Poppy Fields

Elphaba: "Can I say one more thing? You could have walked away back there."
Fiyero: "So?"
Elphaba: "So no matter how shallow and self-absorbed you pretend to be—"
Fiyero: "Excuse me, there’s no pretense here: I happen to be genuinely self-absorbed and deeply shallow."
Elphaba: "No you’re not. Or you wouldn’t be so unhappy."
Fiyero: "Fine if you don’t want my help—"
Elphaba: "No, I do! ... His heart is pounding. I didn’t mean to frighten him."
Fiyero: "What did you mean to do? And why was I the only one you didn’t do it to?"
Elphaba: "Oh look, you're bleeding...it must have scratched you."
Fiyero: "Yeah...or maybe it scratched me or something."

I saw Wicked again on Saturday, and then spent Sunday in a coffee shop finishing off this drawing that's been in my drafts for about 6 months. It was actually one of the very first illustrations I did of Wicked, and spent ages as a hastily sketched thumbnail on my phone. I'd been working on it intermittently to get it finished recently, but seeing the show gave me the push I needed to get it completed. I'm trying to clear out a lot of my backlog as I have so many ideas lately and not enough time to see everything through to completion! Which isn't a situation I'm complaining about in the slightest, after the amount of art block I've had it feels great.

I really love this scene in the musical. I have a lot of feelings about Fiyero, and as much as I love it the musical really does him a huge disservice. I kind of get that they don't want to spend much stage time developing him as he's not the focus of the narrative, but there's no reason to make him a bit of a jackass at the beginning. In the book he's a tribal person of colour seeking an education so he can integrate better with the people of Oz and help his people in the modern age, and is generally a fish out of water who doesn't feel comfortable at Shiz and gets picked on for being brown and having tribal tattoos. And as much as Dancing Through Life is a bop, it's kind of insulting that he got reduced to a spoiled rich kid bouncing from boarding school to boarding school. And I like this scene because they make an attempt to tear that image down a little and show that he's a bit deeper than he seemed five minutes ago, and hint at the deep connection he and Elphaba share in the book.

Wednesday, May 15, 2019

Aaron Tveit

I've been experimenting with drawing with a simple Bic Original Fine ballpoint pen, and really enjoying it! I was originally inspired by a video by DrawingWiffWaffles where she mentioned that she went through a period of only drawing with ballpoint pen and she felt it helped her to improve her work due to the permanence of the marks forcing her to be more light handed with her sketching. It makes a lot of sense, right? I've also felt heavily inspired by TheGothicAlice's sketchbook tours (and I kind of credit her with getting me out of my art block tbh, whenever I feel uninspired I rewatch those videos and it reminds me of my purpose for drawing in the first place). TheGothicAlice does a lot of pen work too, often portraits, and as I've drawn a lot of portraits in the past and it's something I'm comfortable doing I figured trying it in ballpoint pen would make it a new challenge for me.

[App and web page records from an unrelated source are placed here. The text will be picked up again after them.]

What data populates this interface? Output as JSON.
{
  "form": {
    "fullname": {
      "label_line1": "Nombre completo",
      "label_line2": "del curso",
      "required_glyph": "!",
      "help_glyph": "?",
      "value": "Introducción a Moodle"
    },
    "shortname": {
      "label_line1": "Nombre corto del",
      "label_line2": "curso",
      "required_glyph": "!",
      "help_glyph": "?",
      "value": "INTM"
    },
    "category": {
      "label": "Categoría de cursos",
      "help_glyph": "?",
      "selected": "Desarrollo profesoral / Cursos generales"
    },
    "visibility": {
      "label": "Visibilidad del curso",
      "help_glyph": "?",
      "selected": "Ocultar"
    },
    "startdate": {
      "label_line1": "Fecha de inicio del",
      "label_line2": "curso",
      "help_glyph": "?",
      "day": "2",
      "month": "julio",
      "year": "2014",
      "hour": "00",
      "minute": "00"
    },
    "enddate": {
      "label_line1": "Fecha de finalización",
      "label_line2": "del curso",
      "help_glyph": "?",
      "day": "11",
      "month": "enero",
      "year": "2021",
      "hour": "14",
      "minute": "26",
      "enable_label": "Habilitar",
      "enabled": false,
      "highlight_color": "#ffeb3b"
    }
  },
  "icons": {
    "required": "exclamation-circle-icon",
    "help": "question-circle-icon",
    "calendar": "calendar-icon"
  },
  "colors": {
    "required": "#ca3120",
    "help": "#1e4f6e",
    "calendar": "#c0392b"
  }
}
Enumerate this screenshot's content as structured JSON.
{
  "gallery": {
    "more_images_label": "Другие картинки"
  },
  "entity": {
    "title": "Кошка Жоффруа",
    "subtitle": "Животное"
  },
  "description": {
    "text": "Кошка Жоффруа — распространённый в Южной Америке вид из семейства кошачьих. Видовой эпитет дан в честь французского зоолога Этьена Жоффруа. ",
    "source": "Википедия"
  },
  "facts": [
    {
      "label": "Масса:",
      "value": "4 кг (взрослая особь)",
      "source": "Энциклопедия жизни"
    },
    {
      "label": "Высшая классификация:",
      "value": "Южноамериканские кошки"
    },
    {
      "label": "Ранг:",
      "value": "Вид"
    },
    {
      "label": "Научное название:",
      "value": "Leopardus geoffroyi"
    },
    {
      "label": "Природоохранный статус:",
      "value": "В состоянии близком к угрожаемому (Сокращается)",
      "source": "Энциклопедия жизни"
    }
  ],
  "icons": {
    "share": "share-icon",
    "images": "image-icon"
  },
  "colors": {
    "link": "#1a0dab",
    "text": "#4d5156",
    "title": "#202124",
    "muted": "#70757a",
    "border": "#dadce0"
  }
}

The first time I sat down to draw with the pen I was suddenly terrified of getting it wrong (which is pretty silly, it's only in my sketchbook and it's only experimentation anyway). The issue was I'd never used a pen for anything other than writing and outlining and didn't really know how to make it do anything else. So I did what I usually do in these moments and turned to YouTube for instruction and discovered Alphonso Dunn's channel - this guy is not only an incredible artist, but I really love his no frills approach. The trouble with YouTube is there's too many tutorials by people who don't know how to teach and too busy trying to be a personality, so you end up just watching them do the thing and feel no more knowledgeable at the end of it than before you watched it. Alphonso really explains what he's doing, and also the why and the art theory behind what he's telling you so it makes sense and you end up with the background knowledge to be able to transfer the skills to your own work.

Basically I entirely credit this guy with teaching me the skills to create this portrait. Also this is the second ever portrait I've drawn with a ballpoint, so I'm pretty proud of it just for that. My first one is a bit of a mess in comparison, but it obviously paid off as an experiment - which is why it's so important to create imperfect art.

© a soot sprite. Design by FCD.